Climate change could wipe out an internet favorite the Red Panda
Internet dwellers, unite! The red panda, lord of all things cute, is in danger, and only we can help it.
That’s right — the smiling, red-faced stuffed animal that puts your most adorable kids and kittens to shame — is not doing so great these days, thanks to an expanding human population and all the deforestation, disease, and testy domestic dogs that come with it, The New York Times reports. Oh, and SPOILER ALERT — climate change, too.
It’s a (very) distant relative of the more familiar raccoon. The two parted ways on the old evolutionary road about 26 million years ago, and boy did our trash-loving night crawlers get the short end of the genetic stick:

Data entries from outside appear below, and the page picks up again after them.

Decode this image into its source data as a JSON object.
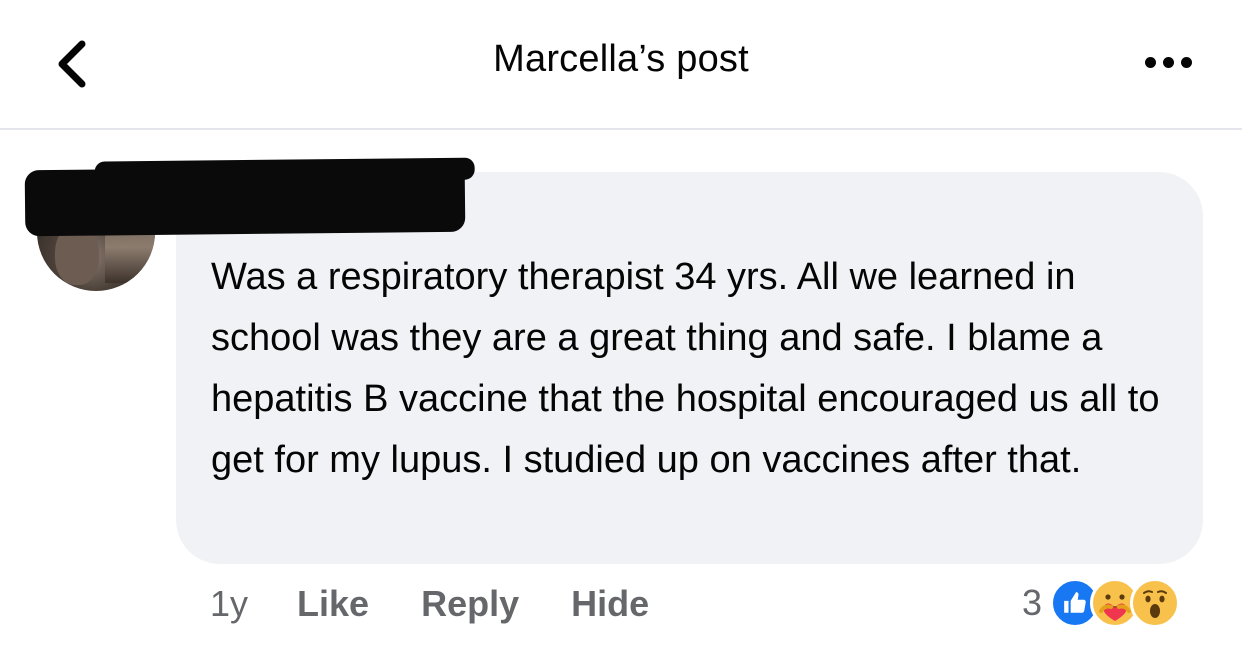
{
  "header": {
    "title": "Marcella’s post",
    "back_icon": "chevron-left-icon",
    "more_icon": "more-dots-icon"
  },
  "comment": {
    "author": "",
    "text": "Was a respiratory therapist 34 yrs. All we learned in school was they are a great thing and safe. I blame a hepatitis B vaccine that the hospital encouraged us all to get for my lupus. I studied up on vaccines after that.",
    "age": "1y",
    "like_label": "Like",
    "reply_label": "Reply",
    "hide_label": "Hide",
    "reaction_count": "3",
    "reactions": [
      "like-reaction-icon",
      "care-reaction-icon",
      "wow-reaction-icon"
    ]
  },
  "colors": {
    "bubble": "#f0f2f5",
    "secondary_text": "#65676b",
    "like_blue": "#1877f2",
    "reaction_yellow": "#f7c14b"
  }
}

There are currently about 10,000 wild red pandas living in the mountains between China and Nepal, and about 500 being raised in zoos around the world. And while plenty of dangers face what the 19th century French zoologist Frédéric Cuvier once called “quite the most handsome mammal in existence,” climate change could be the final nail in the panda’s cute little two-foot-long coffin.
Here’s how Elizabeth Freeman, a conservation biologist at George Mason University, explained it to The Times:

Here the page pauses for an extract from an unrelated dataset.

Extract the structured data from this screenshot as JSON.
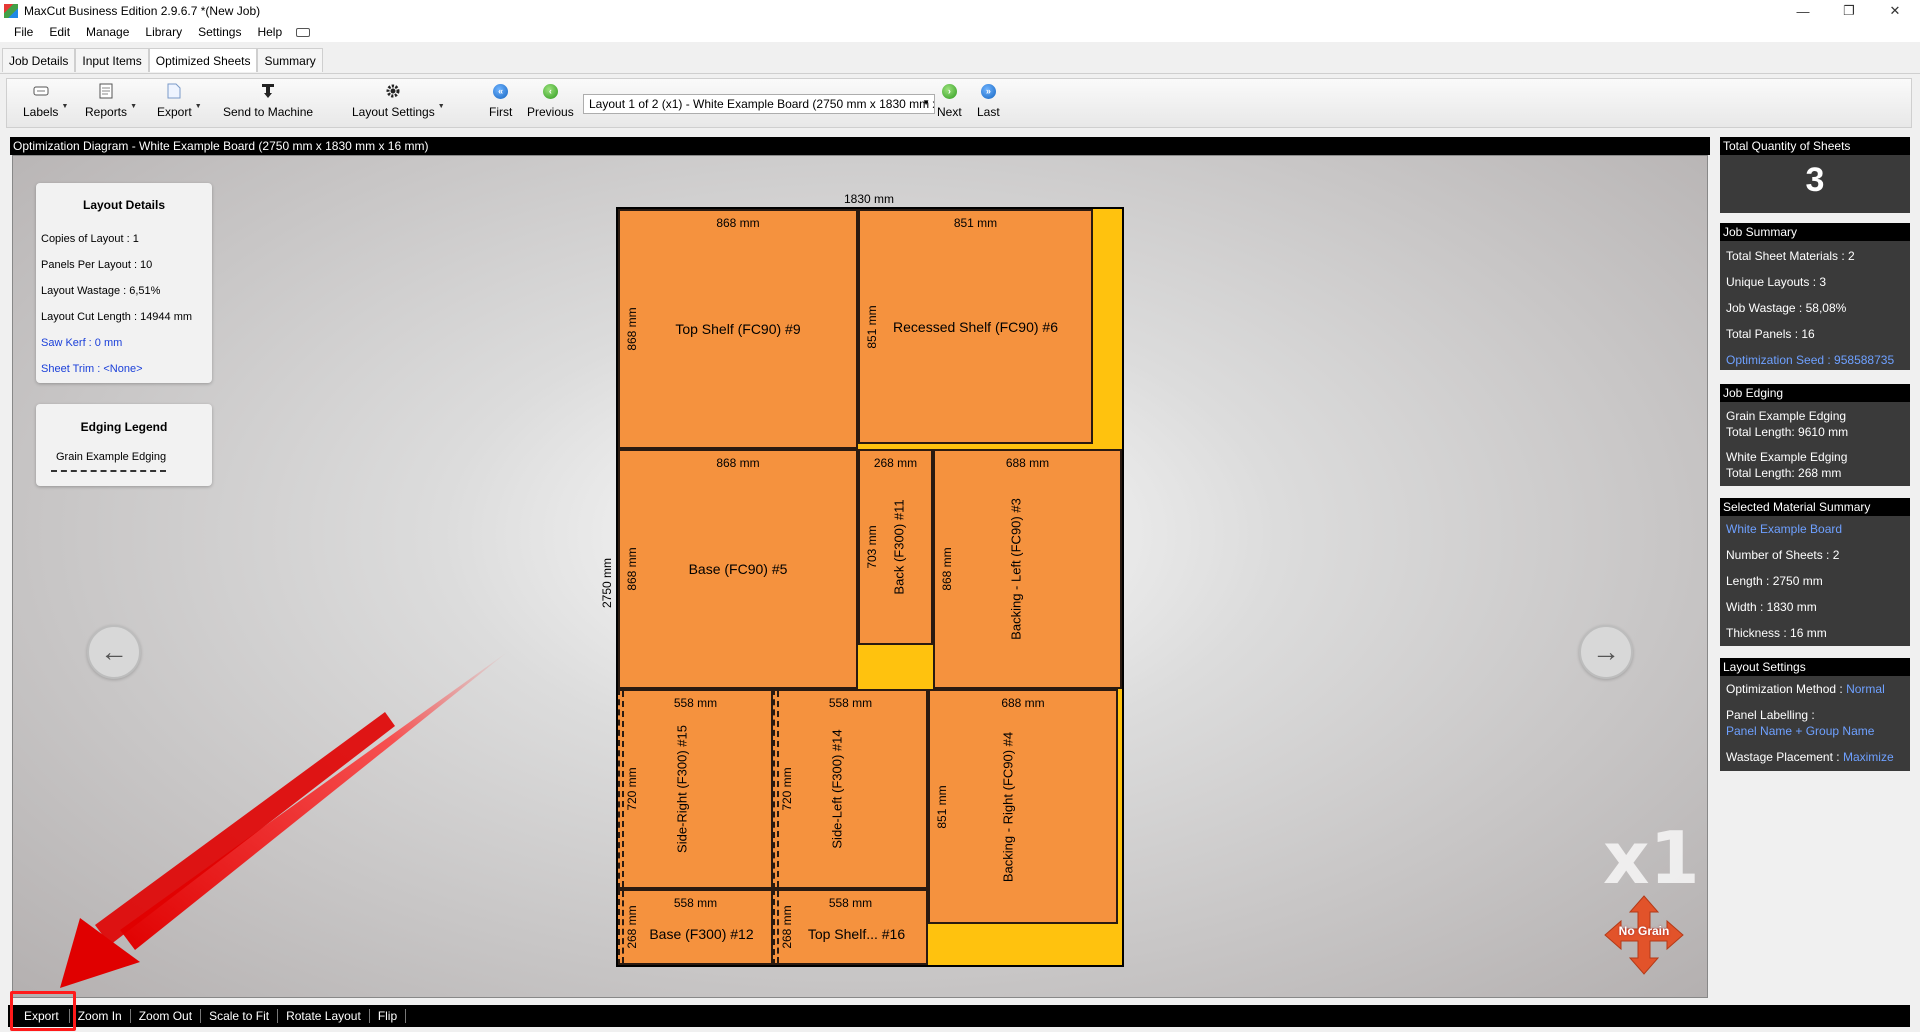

“I think down the road what may actually do them in is climate change,” Dr. Freeman said. “Because they are in such a small niche in the Himalayas, and as climate change warms that area and moves that population higher in elevation, they’re going to lose habitat probably faster than they can accommodate to climate change.”
She added, “I see them as being a critical indicator species for the health of the Himalayan ecosystem, probably more so than giant pandas.”

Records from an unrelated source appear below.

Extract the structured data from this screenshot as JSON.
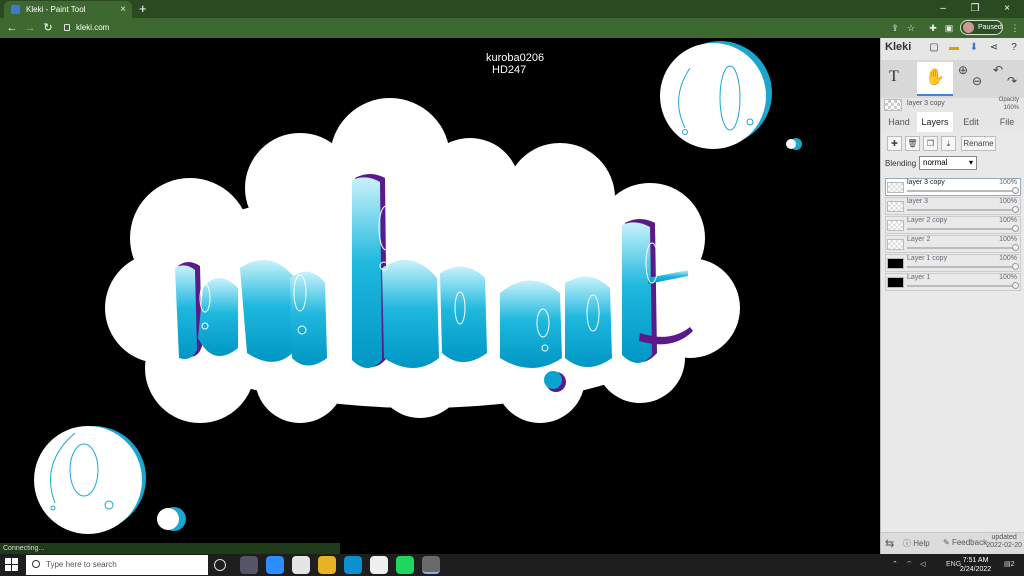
{
  "browser": {
    "tab_title": "Kleki - Paint Tool",
    "tab_close": "×",
    "new_tab": "+",
    "url": "kleki.com",
    "profile_status": "Paused",
    "window_controls": {
      "minimize": "–",
      "restore": "❐",
      "close": "×"
    }
  },
  "canvas": {
    "credit_line1": "kuroba0206",
    "credit_line2": "HD247"
  },
  "panel": {
    "logo": "Kleki",
    "active_layer": "layer 3 copy",
    "opacity_label": "Opacity",
    "opacity_value": "100%",
    "tabs": [
      {
        "label": "Hand"
      },
      {
        "label": "Layers"
      },
      {
        "label": "Edit"
      },
      {
        "label": "File"
      }
    ],
    "rename_label": "Rename",
    "blending_label": "Blending",
    "blending_value": "normal",
    "layers": [
      {
        "name": "layer 3 copy",
        "opacity": "100%"
      },
      {
        "name": "layer 3",
        "opacity": "100%"
      },
      {
        "name": "Layer 2 copy",
        "opacity": "100%"
      },
      {
        "name": "Layer 2",
        "opacity": "100%"
      },
      {
        "name": "Layer 1 copy",
        "opacity": "100%"
      },
      {
        "name": "Layer 1",
        "opacity": "100%"
      }
    ],
    "help": "Help",
    "feedback": "Feedback",
    "updated_label": "updated",
    "updated_date": "2022-02-20"
  },
  "status_text": "Connecting...",
  "taskbar": {
    "search_placeholder": "Type here to search",
    "lang": "ENG",
    "time": "7:51 AM",
    "date": "2/24/2022",
    "notifications": "2"
  },
  "colors": {
    "artwork_cyan": "#00a8d6",
    "artwork_light_cyan": "#aeeaf8",
    "artwork_purple": "#5a1a8a",
    "browser_green": "#3d6830"
  }
}
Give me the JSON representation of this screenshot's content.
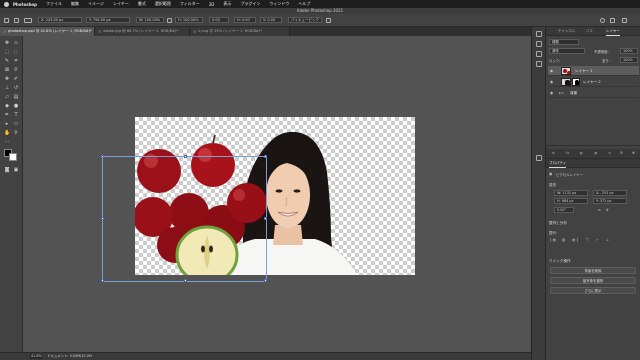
{
  "menubar": {
    "app_name": "Photoshop",
    "items": [
      "ファイル",
      "編集",
      "イメージ",
      "レイヤー",
      "書式",
      "選択範囲",
      "フィルター",
      "3D",
      "表示",
      "プラグイン",
      "ウィンドウ",
      "ヘルプ"
    ],
    "window_title": "Adobe Photoshop 2021"
  },
  "options_bar": {
    "x_value": "X: 243.00 px",
    "y_value": "Y: 794.50 px",
    "w_value": "W: 100.00%",
    "h_value": "H: 100.00%",
    "angle_value": "0.00",
    "h_skew_value": "H: 0.00",
    "v_skew_value": "V: 0.00",
    "interpolation": "バイキュービック"
  },
  "tabs": [
    {
      "label": "photoshop.psd @ 41.8% (レイヤー 1, RGB/8#)*",
      "active": true
    },
    {
      "label": "adobe.jpg @ 66.7% (レイヤー 2, RGB/8#)*",
      "active": false
    },
    {
      "label": "1.png @ 25% (レイヤー 1, RGB/8#)*",
      "active": false
    }
  ],
  "status_bar": {
    "zoom": "41.8%",
    "info": "ドキュメント: 3.00M/15.0M"
  },
  "layers_panel": {
    "tabs": [
      "チャンネル",
      "パス",
      "レイヤー"
    ],
    "active_tab": "レイヤー",
    "filter_label": "種類",
    "blend_mode": "通常",
    "opacity_label": "不透明度:",
    "opacity_value": "100%",
    "lock_label": "ロック:",
    "fill_label": "塗り:",
    "fill_value": "100%",
    "layers": [
      {
        "name": "レイヤー 1",
        "selected": true
      },
      {
        "name": "レイヤー 2",
        "selected": false
      },
      {
        "name": "背景",
        "selected": false
      }
    ]
  },
  "properties_panel": {
    "tab": "プロパティ",
    "layer_type": "ピクセルレイヤー",
    "transform_header": "変形",
    "w_value": "W: 1132 px",
    "x_value": "X: -253 px",
    "h_value": "H: 984 px",
    "y_value": "Y: 372 px",
    "angle_value": "0.00°",
    "align_header": "整列と分布",
    "align_label": "整列:",
    "quick_actions_header": "クイック操作",
    "buttons": [
      "背景を削除",
      "被写体を選択",
      "さらに表示"
    ]
  },
  "colors": {
    "accent_selection": "#7a9ed6",
    "panel_bg": "#424242",
    "canvas_bg": "#535353"
  }
}
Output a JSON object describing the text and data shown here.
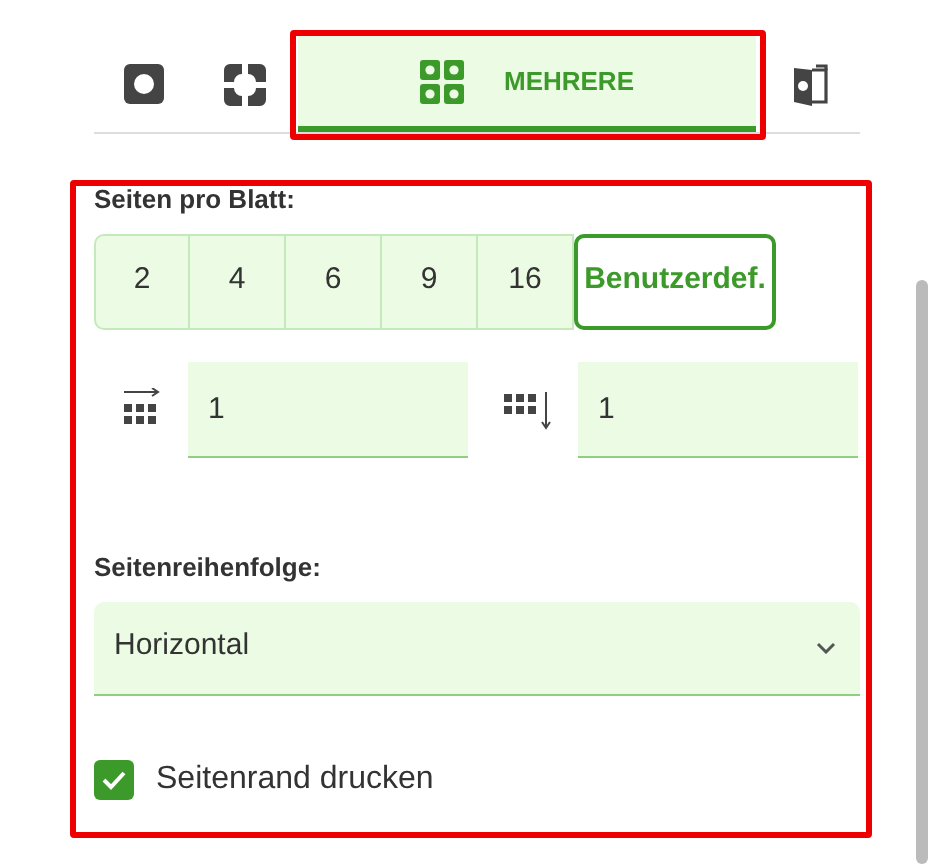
{
  "tabs": [
    {
      "kind": "single",
      "selected": false
    },
    {
      "kind": "split",
      "selected": false
    },
    {
      "kind": "multiple",
      "label": "MEHRERE",
      "selected": true
    },
    {
      "kind": "booklet",
      "selected": false
    }
  ],
  "pages_per_sheet": {
    "label": "Seiten pro Blatt:",
    "options": [
      {
        "label": "2",
        "selected": false
      },
      {
        "label": "4",
        "selected": false
      },
      {
        "label": "6",
        "selected": false
      },
      {
        "label": "9",
        "selected": false
      },
      {
        "label": "16",
        "selected": false
      },
      {
        "label": "Benutzerdef.",
        "selected": true
      }
    ]
  },
  "columns_field": {
    "value": "1"
  },
  "rows_field": {
    "value": "1"
  },
  "page_order": {
    "label": "Seitenreihenfolge:",
    "value": "Horizontal"
  },
  "print_border": {
    "label": "Seitenrand drucken",
    "checked": true
  }
}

It’s important to note that the red panda is also a keystone species in the listicle and meme ecosystem that has come to define online animal pic culture, and it’s unclear what would happen if red pandas went extinct. Kittens could become the dominate species, sure, but puppies seem like an equally strong contender. And then, of course, there’s the possibility of a non-native species getting a foothold.
People could start to think that centipedes are cute, and then what? Is that the kind of world we want to live in? Is that the kind of world we want our children to live in? Addressing climate change is now more important than ever; we have to do something — if not for the children, then for this li’l guy: